Coarse stones will remove material quickly and having a good progression of grits will speed up the process.

In this tutorial, I will be using the Sharpening Supplies 8” XL Water Stone Kit Plus, but the techniques will be the same for any bench stones. Here's how to do it:

  1. Preparation: Inspect the blade for any nicks or unevenness along the edge. How dull or damaged the edge is will determine what grit to start on. Since this knife is quite dull, I’ll start with the 220-grit side of the stone. These stones require soaking before use. I also have a spray bottle to keep the surface wet and clear of swarf (metal filings). Secure your sharpening stone on a solid surface with good lighting.

  2. Marking the Bevel: Using a marker, color the bevel of your knife. This visual aid will help you ensure that you're removing steel evenly across the bevel.

  3. Sharpening:. Lay the flat side of the knife onto the stone, then tilt it until the bevel lies flat against the stone's surface. Using moderate pressure, push and pull the knife across the stone, focusing on maintaining the correct angle.

    Start with the straight portion of the blade, moving towards the belly and tip as you progress. To maintain the correct angle through the curve of the tip, you will need to slightly raise the knife handle. Do this by raising your elbow, which keeps your wrist straight. It’s easier to maintain a consistent angle this way.

    You don’t need to sharpen the full length of the bevel with each pass. You can sharpen in sections along the length of the knife. Just make sure you’re spending an equal amount of time on each part of the edge to keep the grind even.

  4. Inspect your bevel: Periodically check the bevel to ensure you're removing the marker evenly. Continue sharpening until you've achieved a consistent finish across the bevel. You know you have sharpened to the edge when you can feel a burr along the full length of the edge.

  5. Flip and Repeat: Flip the knife over and sharpen the other side. I like to switch hands when I flip the knife over, but you can keep using your dominant hand if that’s easier for you. Sharp this side until you have raised a burr again. Try to perform the same number of passes on each side of the knife to maintain even bevels on both sides.

  6. Progress Through the Grits: Sharpening on your coarse stone is what creates a new edge. Finer stones will refine that edge, but switching to fine stones before you’ve properly raised a burr on both sides will just polish the bevel without touching the actual edge. Perform the previous steps properly and these next steps will progress much quicker.

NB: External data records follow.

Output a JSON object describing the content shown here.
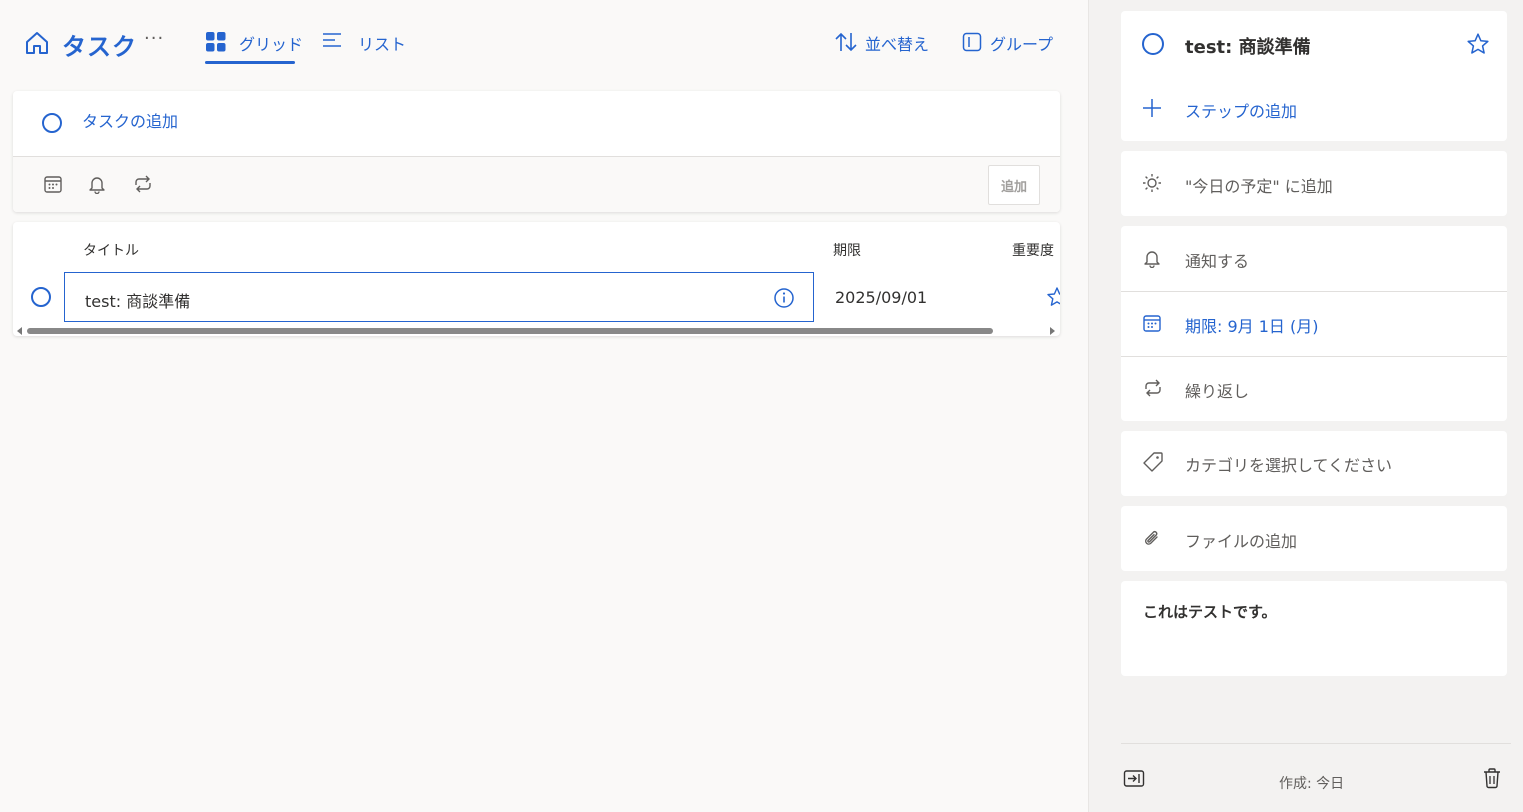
{
  "header": {
    "title": "タスク",
    "more": "···",
    "tabs": [
      {
        "label": "グリッド",
        "icon": "grid-icon",
        "active": true
      },
      {
        "label": "リスト",
        "icon": "list-icon",
        "active": false
      }
    ],
    "sort_label": "並べ替え",
    "group_label": "グループ"
  },
  "add_task": {
    "placeholder": "タスクの追加",
    "add_button": "追加"
  },
  "grid": {
    "columns": [
      "タイトル",
      "期限",
      "重要度"
    ],
    "rows": [
      {
        "title": "test: 商談準備",
        "due": "2025/09/01",
        "important": false
      }
    ]
  },
  "detail": {
    "title": "test: 商談準備",
    "add_step": "ステップの追加",
    "add_to_today": "\"今日の予定\" に追加",
    "remind": "通知する",
    "due": "期限: 9月 1日 (月)",
    "repeat": "繰り返し",
    "category": "カテゴリを選択してください",
    "add_file": "ファイルの追加",
    "note": "これはテストです。",
    "created": "作成: 今日"
  },
  "colors": {
    "accent": "#2564cf",
    "background": "#faf9f8",
    "panel": "#f3f2f1"
  }
}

    As you use finer and finer grits, apply less and less pressure on the knife. Once you get to the 3000-grit stone, you might not be able to feel a burr since they can be extremely fine. Instead, inspect the scratch pattern on the bevel and sharpen until you’ve polished away the deeper scratches from the previous grits. Continue to perform the same number of passes on each bevel.

  7. Stropping: For the finest edge, strop your knife on leather with honing paste. Make sure you move the knife across the strop with the edge trailing, otherwise you will cut into the leather.

    Use light pressure and make sure that you don’t roll the knife over the edge when you change directions. I like to spend one minute stropping each bevel and one minute alternating sides. Stropping shouldn’t take too long if you’ve performed your initial sharpening correctly.

  8. Testing Sharpness: Perform a cut test to check the sharpness. A well-sharpened Scandi grind knife should easily slice wood, leaving a fine, smooth finish. If you're using an Edge-on-Up, I like to achieve a score below 150 grams. 

  9. Protect Your Edge: Finally, protect your freshly sharpened blade with a light coating of oil, ensuring it's ready for your next adventure.


A Scandi grind knife is a powerful tool in the hands of those who know how to maintain it. By understanding the ideal sharpening angles and mastering the sharpening process, you can ensure your Scandi grind knives are always in peak condition, ready to handle whatever tasks come their way. Whether you're whittling a spoon or preparing kindling for a fire, a sharp Scandi grind knife is an indispensable companion. Remember, the key to a perfectly sharpened knife lies in patience, practice, and precision. Happy sharpening!